Sculptures of vyala, mythical creatures with lion bodies and composite heads, are among the more common figural motifs of temple architecture. In early settings, vyala formed brackets on pillars which supported overhanging cornices. Relief depictions showing the beast in a rampant position with paws raised high appeared in north Indian architecture from the 9th century onwards.
Vyalaare often depicted towering over human figures that ride or oppose them. Their exaggerated size conveys the might of the natural world, which dwarfs human beings.

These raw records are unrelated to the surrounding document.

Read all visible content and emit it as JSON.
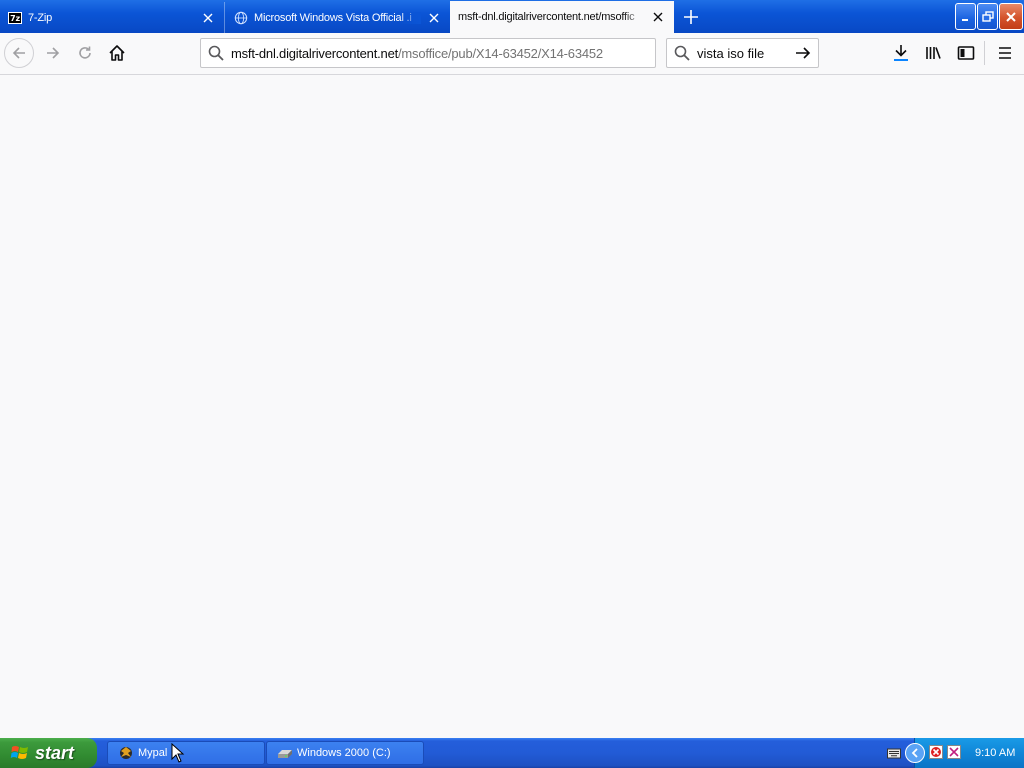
{
  "browser": {
    "tabs": [
      {
        "title": "7-Zip",
        "icon": "7zip-icon",
        "active": false
      },
      {
        "title": "Microsoft Windows Vista Official .i",
        "icon": "globe-icon",
        "active": false
      },
      {
        "title": "msft-dnl.digitalrivercontent.net/msoffic",
        "icon": "",
        "active": true
      }
    ],
    "url_host": "msft-dnl.digitalrivercontent.net",
    "url_path": "/msoffice/pub/X14-63452/X14-63452",
    "search_value": "vista iso file"
  },
  "taskbar": {
    "start_label": "start",
    "tasks": [
      {
        "label": "Mypal",
        "icon": "mypal-icon"
      },
      {
        "label": "Windows 2000 (C:)",
        "icon": "drive-icon"
      }
    ],
    "clock": "9:10 AM"
  },
  "colors": {
    "taskbar_blue": "#245edb",
    "start_green": "#3c9a3c",
    "tray_blue": "#0f86d8",
    "page_background": "#f9f9fa"
  }
}
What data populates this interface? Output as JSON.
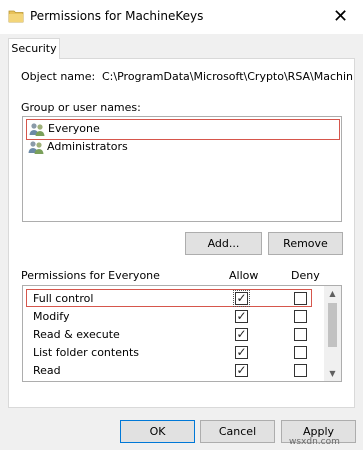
{
  "window": {
    "title": "Permissions for MachineKeys",
    "close_glyph": "✕"
  },
  "tabs": [
    {
      "label": "Security",
      "active": true
    }
  ],
  "object": {
    "label": "Object name:",
    "value": "C:\\ProgramData\\Microsoft\\Crypto\\RSA\\MachineK"
  },
  "groups": {
    "label": "Group or user names:",
    "items": [
      {
        "name": "Everyone",
        "selected": true,
        "icon": "users-icon"
      },
      {
        "name": "Administrators",
        "selected": false,
        "icon": "users-icon"
      }
    ]
  },
  "buttons": {
    "add": "Add...",
    "remove": "Remove",
    "ok": "OK",
    "cancel": "Cancel",
    "apply": "Apply"
  },
  "permissions": {
    "label": "Permissions for Everyone",
    "allow_header": "Allow",
    "deny_header": "Deny",
    "rows": [
      {
        "name": "Full control",
        "allow": true,
        "deny": false
      },
      {
        "name": "Modify",
        "allow": true,
        "deny": false
      },
      {
        "name": "Read & execute",
        "allow": true,
        "deny": false
      },
      {
        "name": "List folder contents",
        "allow": true,
        "deny": false
      },
      {
        "name": "Read",
        "allow": true,
        "deny": false
      },
      {
        "name": "",
        "allow": true,
        "deny": false
      }
    ]
  },
  "watermark": "wsxdn.com",
  "colors": {
    "highlight_border": "#d6564c",
    "default_button_border": "#0078d7"
  }
}
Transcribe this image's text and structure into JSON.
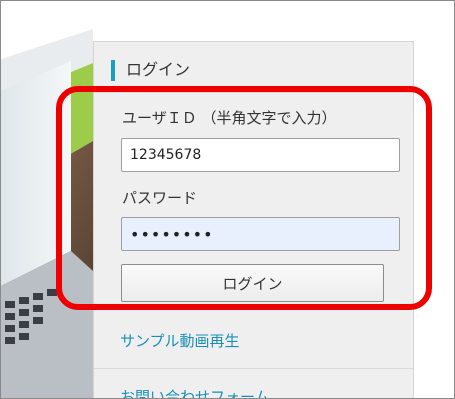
{
  "login_panel": {
    "title": "ログイン",
    "accent_color": "#1a9fbf",
    "userid_label": "ユーザＩＤ （半角文字で入力）",
    "userid_value": "12345678",
    "password_label": "パスワード",
    "password_value": "••••••••",
    "login_button_label": "ログイン"
  },
  "links": {
    "sample_video": "サンプル動画再生",
    "contact_form": "お問い合わせフォーム"
  },
  "highlight_color": "#ee0000"
}
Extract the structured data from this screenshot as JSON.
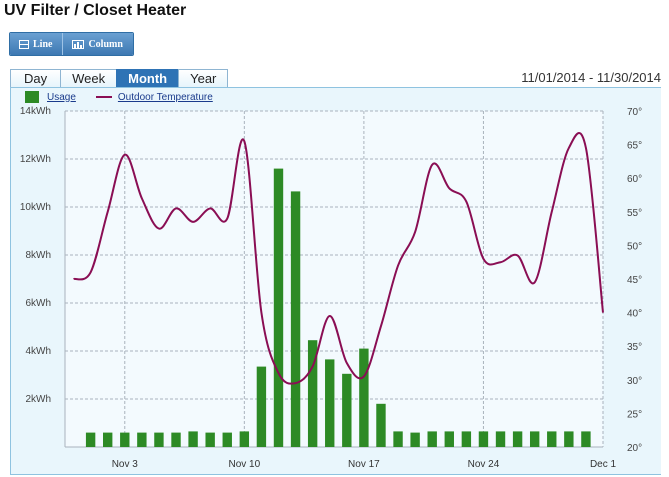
{
  "page": {
    "title": "UV Filter / Closet Heater"
  },
  "view_buttons": {
    "line_label": "Line",
    "column_label": "Column"
  },
  "tabs": [
    {
      "label": "Day",
      "active": false
    },
    {
      "label": "Week",
      "active": false
    },
    {
      "label": "Month",
      "active": true
    },
    {
      "label": "Year",
      "active": false
    }
  ],
  "date_range": "11/01/2014 - 11/30/2014",
  "legend": {
    "usage": "Usage",
    "temperature": "Outdoor Temperature"
  },
  "colors": {
    "usage": "#2d8a25",
    "temperature": "#8a0e54",
    "accent": "#2e73b5"
  },
  "chart_data": {
    "type": "bar",
    "title": "",
    "x_tick_labels": [
      "Nov 3",
      "Nov 10",
      "Nov 17",
      "Nov 24",
      "Dec 1"
    ],
    "x_tick_days": [
      3,
      10,
      17,
      24,
      31
    ],
    "xlim": [
      -0.5,
      31
    ],
    "grid": true,
    "y_left": {
      "unit": "kWh",
      "ylim": [
        0,
        14
      ],
      "tick_values": [
        2,
        4,
        6,
        8,
        10,
        12,
        14
      ],
      "tick_labels": [
        "2kWh",
        "4kWh",
        "6kWh",
        "8kWh",
        "10kWh",
        "12kWh",
        "14kWh"
      ]
    },
    "y_right": {
      "unit": "°",
      "ylim": [
        20,
        70
      ],
      "tick_values": [
        20,
        25,
        30,
        35,
        40,
        45,
        50,
        55,
        60,
        65,
        70
      ],
      "tick_labels": [
        "20°",
        "25°",
        "30°",
        "35°",
        "40°",
        "45°",
        "50°",
        "55°",
        "60°",
        "65°",
        "70°"
      ]
    },
    "series": [
      {
        "name": "Usage",
        "type": "bar",
        "axis": "left",
        "days": [
          1,
          2,
          3,
          4,
          5,
          6,
          7,
          8,
          9,
          10,
          11,
          12,
          13,
          14,
          15,
          16,
          17,
          18,
          19,
          20,
          21,
          22,
          23,
          24,
          25,
          26,
          27,
          28,
          29,
          30
        ],
        "values": [
          0.6,
          0.6,
          0.6,
          0.6,
          0.6,
          0.6,
          0.65,
          0.6,
          0.6,
          0.65,
          3.35,
          11.6,
          10.65,
          4.45,
          3.65,
          3.05,
          4.1,
          1.8,
          0.65,
          0.6,
          0.65,
          0.65,
          0.65,
          0.65,
          0.65,
          0.65,
          0.65,
          0.65,
          0.65,
          0.65
        ]
      },
      {
        "name": "Outdoor Temperature",
        "type": "line",
        "axis": "right",
        "x": [
          0,
          1,
          2,
          3,
          4,
          5,
          6,
          7,
          8,
          9,
          10,
          11,
          12,
          13,
          14,
          15,
          16,
          17,
          18,
          19,
          20,
          21,
          22,
          23,
          24,
          25,
          26,
          27,
          28,
          29,
          30,
          31
        ],
        "y": [
          45,
          46,
          55,
          63.5,
          57,
          52.5,
          55.5,
          53.5,
          55.5,
          54,
          65.5,
          40,
          31,
          29.5,
          32,
          39.5,
          32.5,
          30.5,
          38,
          47,
          52,
          62,
          58.5,
          56.5,
          48,
          47.5,
          48.5,
          44.5,
          55,
          64.5,
          64.5,
          40
        ]
      }
    ]
  }
}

Vyalaare not intended for ritual worship, but appear as symbolic representations of awesome natural forces and uncontrolled human passions which must be subdued in order to achieve inner peace.
Text © National Gallery of Australia, Canberra 2011
From: Asian gallery extended display label